Load the file contents into a object with ConverTo-Csv. These csv files don’t contain a header row so I’m use the -Header parameter to force them in. This also helps with Write-DbaDataTable as I can ensure that the object names match with the Sql column names for the upload

Then we add a new property to our Input Object. Doing it this way we add it to every ‘row’ in the object at once. If you want to add multiple new properties just keep doing this for each one.

    $DataTable = $InputObject | Out-DbaDataTable
    Write-DbaDataTable -SqlInstance -Database HealthAndSafety -Table Training -InputObject $DataTable -Schema dbo -SqlCredential $SqlCredential -RegularUser

Convert our InputObject into a datatable, which is the format Write-DbaDataTable needs for input.

And then the command that does the loading, Write-DbaDataTable. There are only things here that you have to do differently for loading to an Azure SQL database as opposed to a normal SQL Server instance. For Azure SQL Databases you have to use a SQL Credential as the underlying dlls don’t work (yet) with the various Integrate Authentication options. You need to use the RegularUser switch. Normally dbatools will assume you have sysadmin rights on your SQL Server instance as they are needed for many of the tasks. In an Azure SQL Database you can’t have those rights as they don’t exists, so without Regular user you’ll get a nice error message. Just something to look out for, I’ve tripped myself up in the past when repointing load scripts.

Then we drop InputObject and go round the loop again until we’re finished.

Easy and very quick, and now I can just point PowerBI at it and let the users and analysts work out what they want to do with it.

Changes to SQL Relay session selection process 2018

This year the SQL Relay committee has decided to make a couple of changes to our session selection procedure.

Our aim this year is to be as inclusive and transparent on our process as we can manage. To this end, this post is going to lay out our aims and how we plan to achieve them.

We want everyone to feel they can submit without worrying that their submission will be overlooked due to Gender, Disability, Availability to do the whole tour or any other reason you may be concerned about.

To do this we are moving to a blind selection process. I (Stuart) will be the only member of the committee who can see the list of submissions. At the end of the Call for Sessions I will release only the session abstracts to the rest of the committee members, who will then choose the sessions based only on the abstracts.

Then, should we have openings due to people’s availability we will go through again to fill in any holes in the agenda.

If you require any special requirements then please add them to your submission. They won’t be used during the selection process, but will allow us and our venues to ensure we cover them
The Call for Papers is available here – SQL Relay 2018 CfP

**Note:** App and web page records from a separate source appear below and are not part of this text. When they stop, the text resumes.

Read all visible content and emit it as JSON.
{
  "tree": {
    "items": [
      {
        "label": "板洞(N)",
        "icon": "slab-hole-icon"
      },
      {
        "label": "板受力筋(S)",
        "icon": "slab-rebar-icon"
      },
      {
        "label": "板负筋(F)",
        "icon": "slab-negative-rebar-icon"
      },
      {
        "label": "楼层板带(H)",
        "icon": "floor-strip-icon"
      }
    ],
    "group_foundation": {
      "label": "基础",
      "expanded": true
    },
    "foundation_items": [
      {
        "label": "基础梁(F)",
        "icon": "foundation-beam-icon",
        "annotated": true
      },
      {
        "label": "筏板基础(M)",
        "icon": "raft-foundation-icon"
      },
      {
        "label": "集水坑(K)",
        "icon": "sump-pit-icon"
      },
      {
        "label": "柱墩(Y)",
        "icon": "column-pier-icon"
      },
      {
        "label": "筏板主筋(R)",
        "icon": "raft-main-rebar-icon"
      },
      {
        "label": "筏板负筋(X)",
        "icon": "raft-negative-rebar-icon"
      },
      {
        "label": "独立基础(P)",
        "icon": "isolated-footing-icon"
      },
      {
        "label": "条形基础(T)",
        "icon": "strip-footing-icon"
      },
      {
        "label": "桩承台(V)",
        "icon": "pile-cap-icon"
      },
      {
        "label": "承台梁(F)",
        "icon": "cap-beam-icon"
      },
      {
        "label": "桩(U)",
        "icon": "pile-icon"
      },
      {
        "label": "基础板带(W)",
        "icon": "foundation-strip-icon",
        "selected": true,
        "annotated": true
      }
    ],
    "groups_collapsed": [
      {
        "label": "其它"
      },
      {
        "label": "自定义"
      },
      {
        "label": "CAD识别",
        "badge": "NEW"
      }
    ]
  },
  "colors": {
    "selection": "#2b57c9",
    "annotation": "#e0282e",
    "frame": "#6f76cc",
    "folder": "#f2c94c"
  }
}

If you are worried about any other reasons you may feel that your submission may be overlooked and want to talk them through, then please contact me (comments, Contact Form or on Twitter (@napalmgram). Anything you ask will be treated in confidence.

If you would like some help with or an independent review your abstract then please get in touch with Speaking Mentors where some of the best SQL Session submitters can help you out.

How are SQL Server Log Sequence Numbers (LSNs) generated?

If you’ve ever dug down in the SQL Server transaction logs or had to build up restore chains, then you’ll have come across Log Sequence Numbers (LSNs). Ever wondered why they’re so large, why they all look suspiciously the same, why don’t they start from 0 and just how does SQL Server generate these LSNs? Well, here we’re going to take a look at them

Below we’ll go through examples of how to look inside the current transaction log, and backed up transaction logs. This will involve using some DBCC commands and the undocumented fn_dblog and fn_dump_dblog function. The last 2 are very handy for digging into SQL Server internals, but be wary about running them on a production system without understanding what’s going on. They can leave filehandles and processes behind that can impact on your system.

So with that warning out of the way, let’s push on

Read More

Page 1 of 13

Powered by WordPress & Theme by Anders Norén